What to do:
Whatever the records below say, write them all out exactly.

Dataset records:

----------------

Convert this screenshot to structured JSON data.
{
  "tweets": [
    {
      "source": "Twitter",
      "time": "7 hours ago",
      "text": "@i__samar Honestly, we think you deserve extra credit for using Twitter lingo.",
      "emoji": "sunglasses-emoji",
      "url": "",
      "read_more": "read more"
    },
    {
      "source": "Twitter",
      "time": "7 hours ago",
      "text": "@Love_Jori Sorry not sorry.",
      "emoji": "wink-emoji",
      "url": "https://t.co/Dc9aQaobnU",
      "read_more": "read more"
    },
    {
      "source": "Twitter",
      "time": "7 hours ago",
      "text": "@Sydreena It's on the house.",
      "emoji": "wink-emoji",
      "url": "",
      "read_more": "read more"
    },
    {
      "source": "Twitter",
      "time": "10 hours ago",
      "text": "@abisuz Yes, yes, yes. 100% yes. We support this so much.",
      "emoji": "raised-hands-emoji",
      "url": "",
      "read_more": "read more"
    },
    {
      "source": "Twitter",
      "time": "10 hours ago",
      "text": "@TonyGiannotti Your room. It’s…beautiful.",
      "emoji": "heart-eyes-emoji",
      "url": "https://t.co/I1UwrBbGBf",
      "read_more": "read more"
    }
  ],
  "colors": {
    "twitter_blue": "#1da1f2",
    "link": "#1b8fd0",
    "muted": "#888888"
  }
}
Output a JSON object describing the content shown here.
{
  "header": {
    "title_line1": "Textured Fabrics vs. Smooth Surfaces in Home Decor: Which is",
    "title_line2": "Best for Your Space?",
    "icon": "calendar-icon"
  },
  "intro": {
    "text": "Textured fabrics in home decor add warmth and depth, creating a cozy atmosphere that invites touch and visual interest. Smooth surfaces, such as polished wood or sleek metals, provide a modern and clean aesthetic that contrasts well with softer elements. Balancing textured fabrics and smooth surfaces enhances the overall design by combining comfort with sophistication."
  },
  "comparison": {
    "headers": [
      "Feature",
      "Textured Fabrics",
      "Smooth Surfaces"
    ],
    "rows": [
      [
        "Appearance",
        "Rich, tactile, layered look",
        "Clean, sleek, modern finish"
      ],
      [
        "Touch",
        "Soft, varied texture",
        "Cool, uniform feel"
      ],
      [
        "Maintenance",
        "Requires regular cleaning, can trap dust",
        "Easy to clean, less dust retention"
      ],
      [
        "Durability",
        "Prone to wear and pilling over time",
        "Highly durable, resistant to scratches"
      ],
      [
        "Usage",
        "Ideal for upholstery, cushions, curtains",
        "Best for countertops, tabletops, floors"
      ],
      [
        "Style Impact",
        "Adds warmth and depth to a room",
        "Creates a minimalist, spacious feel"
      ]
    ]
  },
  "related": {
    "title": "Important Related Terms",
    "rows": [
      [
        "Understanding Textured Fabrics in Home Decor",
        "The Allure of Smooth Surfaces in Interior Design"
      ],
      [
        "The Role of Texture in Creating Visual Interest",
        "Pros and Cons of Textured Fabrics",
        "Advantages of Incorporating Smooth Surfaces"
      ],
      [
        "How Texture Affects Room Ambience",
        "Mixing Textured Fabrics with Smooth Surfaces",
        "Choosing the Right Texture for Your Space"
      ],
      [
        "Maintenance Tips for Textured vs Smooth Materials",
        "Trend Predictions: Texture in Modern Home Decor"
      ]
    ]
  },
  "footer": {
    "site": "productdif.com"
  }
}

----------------

Written solution:
Convert this screenshot to structured JSON data.
{
  "tweets": [
    {
      "source": "Twitter",
      "time": "7 hours ago",
      "text": "@i__samar Honestly, we think you deserve extra credit for using Twitter lingo.",
      "emoji": "sunglasses-emoji",
      "url": "",
      "read_more": "read more"
    },
    {
      "source": "Twitter",
      "time": "7 hours ago",
      "text": "@Love_Jori Sorry not sorry.",
      "emoji": "wink-emoji",
      "url": "https://t.co/Dc9aQaobnU",
      "read_more": "read more"
    },
    {
      "source": "Twitter",
      "time": "7 hours ago",
      "text": "@Sydreena It's on the house.",
      "emoji": "wink-emoji",
      "url": "",
      "read_more": "read more"
    },
    {
      "source": "Twitter",
      "time": "10 hours ago",
      "text": "@abisuz Yes, yes, yes. 100% yes. We support this so much.",
      "emoji": "raised-hands-emoji",
      "url": "",
      "read_more": "read more"
    },
    {
      "source": "Twitter",
      "time": "10 hours ago",
      "text": "@TonyGiannotti Your room. It’s…beautiful.",
      "emoji": "heart-eyes-emoji",
      "url": "https://t.co/I1UwrBbGBf",
      "read_more": "read more"
    }
  ],
  "colors": {
    "twitter_blue": "#1da1f2",
    "link": "#1b8fd0",
    "muted": "#888888"
  }
}
Output a JSON object describing the content shown here.
{
  "header": {
    "title_line1": "Textured Fabrics vs. Smooth Surfaces in Home Decor: Which is",
    "title_line2": "Best for Your Space?",
    "icon": "calendar-icon"
  },
  "intro": {
    "text": "Textured fabrics in home decor add warmth and depth, creating a cozy atmosphere that invites touch and visual interest. Smooth surfaces, such as polished wood or sleek metals, provide a modern and clean aesthetic that contrasts well with softer elements. Balancing textured fabrics and smooth surfaces enhances the overall design by combining comfort with sophistication."
  },
  "comparison": {
    "headers": [
      "Feature",
      "Textured Fabrics",
      "Smooth Surfaces"
    ],
    "rows": [
      [
        "Appearance",
        "Rich, tactile, layered look",
        "Clean, sleek, modern finish"
      ],
      [
        "Touch",
        "Soft, varied texture",
        "Cool, uniform feel"
      ],
      [
        "Maintenance",
        "Requires regular cleaning, can trap dust",
        "Easy to clean, less dust retention"
      ],
      [
        "Durability",
        "Prone to wear and pilling over time",
        "Highly durable, resistant to scratches"
      ],
      [
        "Usage",
        "Ideal for upholstery, cushions, curtains",
        "Best for countertops, tabletops, floors"
      ],
      [
        "Style Impact",
        "Adds warmth and depth to a room",
        "Creates a minimalist, spacious feel"
      ]
    ]
  },
  "related": {
    "title": "Important Related Terms",
    "rows": [
      [
        "Understanding Textured Fabrics in Home Decor",
        "The Allure of Smooth Surfaces in Interior Design"
      ],
      [
        "The Role of Texture in Creating Visual Interest",
        "Pros and Cons of Textured Fabrics",
        "Advantages of Incorporating Smooth Surfaces"
      ],
      [
        "How Texture Affects Room Ambience",
        "Mixing Textured Fabrics with Smooth Surfaces",
        "Choosing the Right Texture for Your Space"
      ],
      [
        "Maintenance Tips for Textured vs Smooth Materials",
        "Trend Predictions: Texture in Modern Home Decor"
      ]
    ]
  },
  "footer": {
    "site": "productdif.com"
  }
}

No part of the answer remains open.